:: The task ::
Filter this listing down to the lines that contain the word "Settings", and copy them.

---------- Given entries ----------

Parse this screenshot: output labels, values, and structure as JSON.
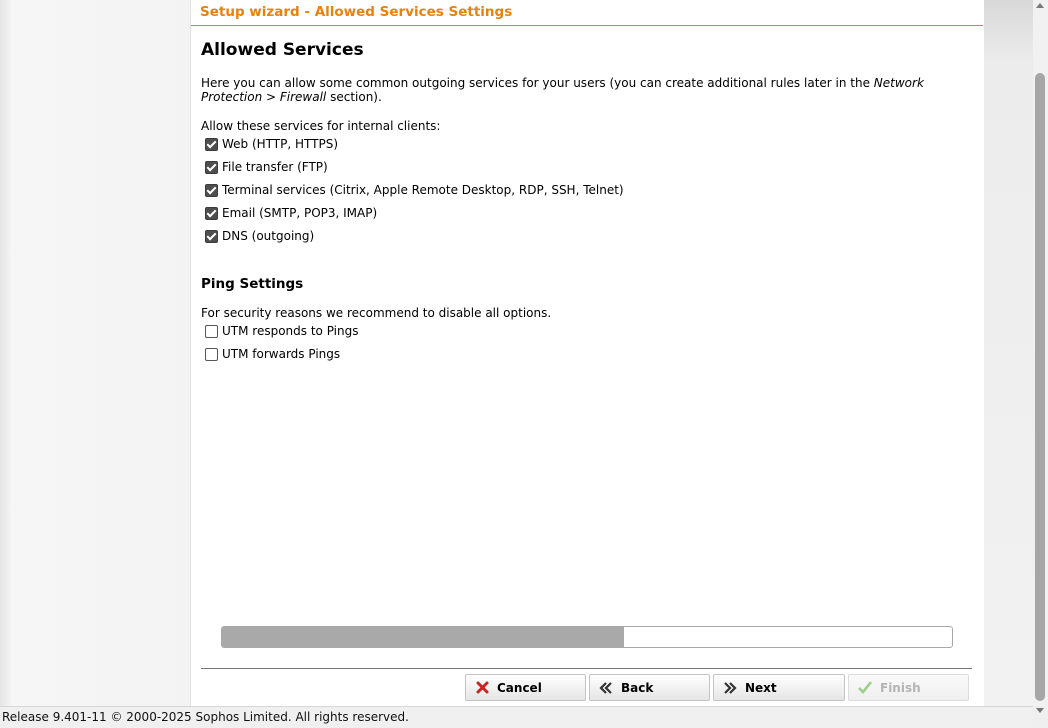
{
  "wizard": {
    "title": "Setup wizard - Allowed Services Settings",
    "heading": "Allowed Services",
    "intro_before": "Here you can allow some common outgoing services for your users (you can create additional rules later in the ",
    "intro_emphasis": "Network Protection > Firewall",
    "intro_after": " section).",
    "services_label": "Allow these services for internal clients:",
    "services": [
      {
        "label": "Web (HTTP, HTTPS)",
        "checked": true
      },
      {
        "label": "File transfer (FTP)",
        "checked": true
      },
      {
        "label": "Terminal services (Citrix, Apple Remote Desktop, RDP, SSH, Telnet)",
        "checked": true
      },
      {
        "label": "Email (SMTP, POP3, IMAP)",
        "checked": true
      },
      {
        "label": "DNS (outgoing)",
        "checked": true
      }
    ],
    "ping_heading": "Ping Settings",
    "ping_note": "For security reasons we recommend to disable all options.",
    "ping_options": [
      {
        "label": "UTM responds to Pings",
        "checked": false
      },
      {
        "label": "UTM forwards Pings",
        "checked": false
      }
    ],
    "progress_fraction": 0.55
  },
  "buttons": {
    "cancel": "Cancel",
    "back": "Back",
    "next": "Next",
    "finish": "Finish"
  },
  "icons": {
    "cancel": "close-icon",
    "back": "double-chevron-left-icon",
    "next": "double-chevron-right-icon",
    "finish": "checkmark-icon"
  },
  "colors": {
    "accent": "#e8820c",
    "cancel_icon": "#cc2222",
    "finish_icon_disabled": "#9ccf8a"
  },
  "footer": {
    "text": "Release 9.401-11  © 2000-2025 Sophos Limited. All rights reserved."
  }
}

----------

:: Exercise result ::
    "title": "Setup wizard - Allowed Services Settings",
    "ping_heading": "Ping Settings",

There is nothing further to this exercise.